Acknowledged as one of the major sculptors and avant-garde artists of the twentieth century, Constantin Brancusi (1876-1957) also remained one of the most elusive.
His mysterious nature was not only due to his upbringing in Romania - which, at the time, was still regarded by much of Europe as a backward country haunted by vampires and werewolves - but also because Brancusi was aware that myth and an 'aura of otherness' appealed to the public.
This self-mythology is embodied in his white atelier in Montparnasse, Paris.
In "Constantin Brancusi", Sanda Miller looks beyond the mythology of the artist to show us Constantin the Romanian student, as well as Brancusi the celebrated artist.
Using new material, including private correspondence from Brancusi's archive in Paris, works from Romania, and Brancusi's own photos of his studio, the author weaves together and interprets a wealth of information, bringing to life his early years in Romania, his move to Paris and his years at his studio.
She relates how his art scandalized the Paris salon, yet also explores how his work connects with the folk art of his homeland. She also provides colourful evocations of Brancusi's relationships with colleagues, dealers, friends and lovers.

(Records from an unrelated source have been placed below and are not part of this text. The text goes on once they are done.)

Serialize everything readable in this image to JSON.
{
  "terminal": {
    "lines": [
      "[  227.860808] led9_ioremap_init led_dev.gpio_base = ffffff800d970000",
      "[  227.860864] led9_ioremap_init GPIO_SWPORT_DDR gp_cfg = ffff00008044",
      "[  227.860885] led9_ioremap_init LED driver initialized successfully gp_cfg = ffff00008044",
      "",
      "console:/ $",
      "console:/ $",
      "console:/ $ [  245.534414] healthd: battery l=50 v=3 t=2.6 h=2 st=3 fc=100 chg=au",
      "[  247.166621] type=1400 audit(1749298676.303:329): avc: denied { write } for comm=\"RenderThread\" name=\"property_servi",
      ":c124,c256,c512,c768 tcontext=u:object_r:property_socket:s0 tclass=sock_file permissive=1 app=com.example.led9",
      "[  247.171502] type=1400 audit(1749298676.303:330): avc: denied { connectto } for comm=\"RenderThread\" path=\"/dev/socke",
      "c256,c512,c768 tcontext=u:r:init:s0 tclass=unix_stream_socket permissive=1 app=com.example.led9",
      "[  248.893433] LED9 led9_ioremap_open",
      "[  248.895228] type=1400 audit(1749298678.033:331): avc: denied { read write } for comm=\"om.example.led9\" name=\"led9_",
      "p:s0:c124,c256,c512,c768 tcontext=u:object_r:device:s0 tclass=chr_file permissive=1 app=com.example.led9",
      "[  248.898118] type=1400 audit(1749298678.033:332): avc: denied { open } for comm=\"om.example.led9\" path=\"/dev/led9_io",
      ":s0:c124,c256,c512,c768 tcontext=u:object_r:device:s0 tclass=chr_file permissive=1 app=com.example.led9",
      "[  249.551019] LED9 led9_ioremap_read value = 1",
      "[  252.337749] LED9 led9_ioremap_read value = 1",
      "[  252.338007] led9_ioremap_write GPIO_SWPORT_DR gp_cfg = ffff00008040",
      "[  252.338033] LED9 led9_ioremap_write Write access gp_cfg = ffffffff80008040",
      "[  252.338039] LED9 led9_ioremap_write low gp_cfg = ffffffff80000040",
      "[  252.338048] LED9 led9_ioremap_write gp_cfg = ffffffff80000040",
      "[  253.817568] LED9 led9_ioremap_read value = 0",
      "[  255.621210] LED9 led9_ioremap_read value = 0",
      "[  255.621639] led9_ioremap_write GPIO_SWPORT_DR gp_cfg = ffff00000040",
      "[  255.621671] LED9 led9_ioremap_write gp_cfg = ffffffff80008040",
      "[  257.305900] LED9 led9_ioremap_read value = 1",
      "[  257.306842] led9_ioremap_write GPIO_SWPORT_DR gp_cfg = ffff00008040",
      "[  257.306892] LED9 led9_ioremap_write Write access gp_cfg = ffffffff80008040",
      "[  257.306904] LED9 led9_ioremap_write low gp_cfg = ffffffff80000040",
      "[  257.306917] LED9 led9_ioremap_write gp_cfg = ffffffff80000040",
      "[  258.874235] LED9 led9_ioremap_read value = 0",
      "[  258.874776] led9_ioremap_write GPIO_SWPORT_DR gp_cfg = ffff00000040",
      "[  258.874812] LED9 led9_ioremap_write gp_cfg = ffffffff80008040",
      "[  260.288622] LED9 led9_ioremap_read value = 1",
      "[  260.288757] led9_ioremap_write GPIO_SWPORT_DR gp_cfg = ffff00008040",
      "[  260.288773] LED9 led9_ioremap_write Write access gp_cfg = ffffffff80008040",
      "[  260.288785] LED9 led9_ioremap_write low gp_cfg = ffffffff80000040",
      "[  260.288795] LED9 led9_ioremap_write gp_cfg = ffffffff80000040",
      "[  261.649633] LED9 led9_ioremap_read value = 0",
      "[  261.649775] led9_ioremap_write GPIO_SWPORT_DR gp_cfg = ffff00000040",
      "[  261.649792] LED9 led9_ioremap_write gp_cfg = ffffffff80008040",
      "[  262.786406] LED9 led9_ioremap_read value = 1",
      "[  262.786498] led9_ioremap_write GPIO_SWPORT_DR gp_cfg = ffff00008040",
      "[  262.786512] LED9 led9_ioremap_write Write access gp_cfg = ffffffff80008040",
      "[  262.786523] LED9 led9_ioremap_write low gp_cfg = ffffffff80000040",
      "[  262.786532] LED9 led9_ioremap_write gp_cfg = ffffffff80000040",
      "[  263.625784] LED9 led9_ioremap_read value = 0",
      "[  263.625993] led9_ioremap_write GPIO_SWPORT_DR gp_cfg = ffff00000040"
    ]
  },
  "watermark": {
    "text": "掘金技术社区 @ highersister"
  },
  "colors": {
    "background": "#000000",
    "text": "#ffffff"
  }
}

An innovative reassessment of Brancusi's life and work, Sanda Miller's perceptive book allows Brancusi to take his rightful place among the most important of the intellectual personalities who shaped twentieth-century modernism.